   For example, to put color number 2, luminance 4 into register 704, you would use the following statement:

   10 POKE 704,2*16+4

   Or you could use: 10 POKE 704,36

   Using SETCOLOR or POKE to change the colors in a color register is a very powerful technique known as color indirection. For example, if you draw something on the screen in Graphics 7 using COLOR 1 and then use SETCOLOR 0 to change the contents of the color register, everything drawn in COLOR 1 will change to the new color.

This month's listing uses all our new commands to draw a striped interstellar landing strip which appears to move. You can control the "speed" of the landing strip with a joystick plugged into port one. Push the stick forward to speed up, pull it back to slow down.

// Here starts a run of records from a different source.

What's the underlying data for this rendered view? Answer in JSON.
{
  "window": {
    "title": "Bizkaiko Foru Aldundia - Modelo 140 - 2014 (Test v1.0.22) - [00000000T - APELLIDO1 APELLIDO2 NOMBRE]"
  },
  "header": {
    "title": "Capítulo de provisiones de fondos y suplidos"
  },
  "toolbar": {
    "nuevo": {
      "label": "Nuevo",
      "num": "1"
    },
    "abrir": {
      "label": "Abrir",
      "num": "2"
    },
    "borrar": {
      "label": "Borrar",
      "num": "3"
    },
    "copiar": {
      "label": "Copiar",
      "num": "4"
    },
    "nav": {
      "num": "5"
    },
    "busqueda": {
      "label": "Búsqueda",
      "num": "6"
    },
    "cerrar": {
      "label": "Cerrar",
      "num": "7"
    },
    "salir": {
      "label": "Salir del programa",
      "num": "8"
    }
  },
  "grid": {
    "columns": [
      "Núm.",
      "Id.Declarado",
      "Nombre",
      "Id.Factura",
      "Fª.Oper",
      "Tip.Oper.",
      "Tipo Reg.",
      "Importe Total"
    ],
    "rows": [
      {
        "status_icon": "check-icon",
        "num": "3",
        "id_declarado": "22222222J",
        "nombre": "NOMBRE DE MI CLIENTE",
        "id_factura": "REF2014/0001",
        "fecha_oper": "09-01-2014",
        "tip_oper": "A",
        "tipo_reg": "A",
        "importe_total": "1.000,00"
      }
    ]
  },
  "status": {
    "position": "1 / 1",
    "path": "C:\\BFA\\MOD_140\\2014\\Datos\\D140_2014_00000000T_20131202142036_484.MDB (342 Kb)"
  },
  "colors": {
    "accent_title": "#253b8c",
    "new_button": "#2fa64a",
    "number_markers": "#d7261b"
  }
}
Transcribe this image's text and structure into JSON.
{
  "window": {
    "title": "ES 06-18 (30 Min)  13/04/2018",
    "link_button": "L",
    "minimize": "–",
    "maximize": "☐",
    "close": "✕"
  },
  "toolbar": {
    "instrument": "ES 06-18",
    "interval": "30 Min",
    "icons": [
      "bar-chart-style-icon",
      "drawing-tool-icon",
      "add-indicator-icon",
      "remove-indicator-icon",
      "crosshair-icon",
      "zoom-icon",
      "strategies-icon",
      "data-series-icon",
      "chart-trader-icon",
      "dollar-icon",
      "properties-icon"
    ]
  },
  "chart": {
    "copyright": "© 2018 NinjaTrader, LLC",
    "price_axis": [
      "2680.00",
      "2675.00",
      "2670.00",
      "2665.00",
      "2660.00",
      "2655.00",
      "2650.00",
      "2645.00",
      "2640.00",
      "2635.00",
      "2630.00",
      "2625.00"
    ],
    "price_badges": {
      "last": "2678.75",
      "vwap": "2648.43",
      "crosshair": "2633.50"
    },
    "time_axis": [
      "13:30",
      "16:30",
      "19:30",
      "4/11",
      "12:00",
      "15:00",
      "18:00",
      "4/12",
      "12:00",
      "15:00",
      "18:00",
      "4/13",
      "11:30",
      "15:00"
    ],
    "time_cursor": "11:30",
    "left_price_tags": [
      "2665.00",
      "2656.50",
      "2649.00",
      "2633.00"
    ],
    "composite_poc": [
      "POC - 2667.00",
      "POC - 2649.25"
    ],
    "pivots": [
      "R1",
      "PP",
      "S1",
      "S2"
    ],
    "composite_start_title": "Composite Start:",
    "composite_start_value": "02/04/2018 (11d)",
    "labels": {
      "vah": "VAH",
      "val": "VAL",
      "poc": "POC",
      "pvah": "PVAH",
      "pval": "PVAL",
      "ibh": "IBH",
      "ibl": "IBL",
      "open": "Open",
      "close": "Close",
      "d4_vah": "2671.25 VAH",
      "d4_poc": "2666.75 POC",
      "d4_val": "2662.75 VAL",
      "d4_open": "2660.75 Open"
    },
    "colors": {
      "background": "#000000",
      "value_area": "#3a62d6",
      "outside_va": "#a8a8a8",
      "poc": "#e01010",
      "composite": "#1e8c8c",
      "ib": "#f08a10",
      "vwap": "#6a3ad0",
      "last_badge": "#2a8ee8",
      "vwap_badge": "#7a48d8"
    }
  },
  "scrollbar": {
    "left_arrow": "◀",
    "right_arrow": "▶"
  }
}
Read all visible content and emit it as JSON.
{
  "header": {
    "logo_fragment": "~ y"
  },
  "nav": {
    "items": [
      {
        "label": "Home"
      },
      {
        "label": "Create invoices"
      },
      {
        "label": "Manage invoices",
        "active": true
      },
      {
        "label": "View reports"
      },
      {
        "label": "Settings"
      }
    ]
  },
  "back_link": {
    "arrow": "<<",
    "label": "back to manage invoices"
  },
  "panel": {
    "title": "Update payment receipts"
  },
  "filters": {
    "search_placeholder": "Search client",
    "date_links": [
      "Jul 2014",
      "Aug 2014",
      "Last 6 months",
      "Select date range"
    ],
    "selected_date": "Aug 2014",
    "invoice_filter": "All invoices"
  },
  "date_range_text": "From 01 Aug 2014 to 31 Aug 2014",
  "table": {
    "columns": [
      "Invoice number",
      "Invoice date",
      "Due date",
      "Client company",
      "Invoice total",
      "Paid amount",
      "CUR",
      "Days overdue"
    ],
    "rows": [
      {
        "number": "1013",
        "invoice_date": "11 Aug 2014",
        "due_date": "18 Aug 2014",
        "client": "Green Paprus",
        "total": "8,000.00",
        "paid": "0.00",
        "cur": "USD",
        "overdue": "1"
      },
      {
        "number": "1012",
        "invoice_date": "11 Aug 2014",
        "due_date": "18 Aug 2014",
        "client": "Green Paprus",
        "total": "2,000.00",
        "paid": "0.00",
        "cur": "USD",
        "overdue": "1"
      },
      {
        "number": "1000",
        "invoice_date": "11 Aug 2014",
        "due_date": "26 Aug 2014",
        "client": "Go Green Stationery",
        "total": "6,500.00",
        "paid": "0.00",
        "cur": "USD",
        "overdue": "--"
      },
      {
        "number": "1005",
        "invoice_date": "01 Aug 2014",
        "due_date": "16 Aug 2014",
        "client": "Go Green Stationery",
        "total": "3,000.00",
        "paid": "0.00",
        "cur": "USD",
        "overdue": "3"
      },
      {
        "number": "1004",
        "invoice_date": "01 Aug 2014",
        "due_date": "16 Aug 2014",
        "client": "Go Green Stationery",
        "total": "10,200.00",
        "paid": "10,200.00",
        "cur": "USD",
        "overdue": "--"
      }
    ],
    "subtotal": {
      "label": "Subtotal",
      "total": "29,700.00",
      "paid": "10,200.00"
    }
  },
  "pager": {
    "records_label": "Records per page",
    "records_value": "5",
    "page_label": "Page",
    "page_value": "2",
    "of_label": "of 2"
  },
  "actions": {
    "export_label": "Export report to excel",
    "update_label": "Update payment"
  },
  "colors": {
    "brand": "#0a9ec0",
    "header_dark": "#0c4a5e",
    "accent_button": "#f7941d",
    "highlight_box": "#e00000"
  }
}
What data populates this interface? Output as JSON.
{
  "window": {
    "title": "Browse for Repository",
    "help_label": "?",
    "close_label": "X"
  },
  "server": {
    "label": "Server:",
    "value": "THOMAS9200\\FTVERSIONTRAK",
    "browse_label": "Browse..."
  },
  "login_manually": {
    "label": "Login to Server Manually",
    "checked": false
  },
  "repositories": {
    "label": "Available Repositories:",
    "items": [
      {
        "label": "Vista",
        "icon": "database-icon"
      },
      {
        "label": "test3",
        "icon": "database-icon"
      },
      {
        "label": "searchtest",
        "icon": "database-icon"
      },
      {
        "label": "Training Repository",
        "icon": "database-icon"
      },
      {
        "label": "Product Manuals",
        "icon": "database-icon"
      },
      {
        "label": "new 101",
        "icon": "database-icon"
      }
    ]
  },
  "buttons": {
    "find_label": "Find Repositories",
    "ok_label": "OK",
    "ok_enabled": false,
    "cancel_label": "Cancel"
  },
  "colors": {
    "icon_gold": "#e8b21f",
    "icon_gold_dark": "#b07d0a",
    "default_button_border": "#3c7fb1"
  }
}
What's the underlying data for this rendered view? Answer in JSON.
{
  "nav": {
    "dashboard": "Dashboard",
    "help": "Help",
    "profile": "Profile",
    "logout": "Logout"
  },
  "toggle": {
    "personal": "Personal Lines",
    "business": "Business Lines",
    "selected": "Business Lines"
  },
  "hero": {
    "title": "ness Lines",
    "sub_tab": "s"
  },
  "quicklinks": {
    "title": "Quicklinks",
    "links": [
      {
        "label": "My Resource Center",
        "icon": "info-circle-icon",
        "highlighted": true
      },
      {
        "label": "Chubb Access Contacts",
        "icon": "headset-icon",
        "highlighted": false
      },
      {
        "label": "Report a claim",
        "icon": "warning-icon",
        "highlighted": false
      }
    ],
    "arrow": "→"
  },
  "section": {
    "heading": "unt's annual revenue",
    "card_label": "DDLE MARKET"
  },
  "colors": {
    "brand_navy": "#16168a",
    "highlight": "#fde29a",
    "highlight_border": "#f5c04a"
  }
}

The image seems to move because the program sequentially interchanges the values in the color registers. Stripes originally drawn in COLOR 1 now look as if they were drawn in COLOR 2, stripes which were originally drawn in COLOR 2 now appear in COLOR 3, and so on. This technique is called "color rotation."

Type in Listing 1, NEWOWNl3.BAS, check it with TYPO II and SAVE a copy before you RUN it.

Next month, we'll conclude the New Owners Column by showing you how to add sound to your programs. Coming issues will present a new series of lessons about programming animation graphics on the 8-bit Atari.

Listing 1   NEWOWN13.BAS Download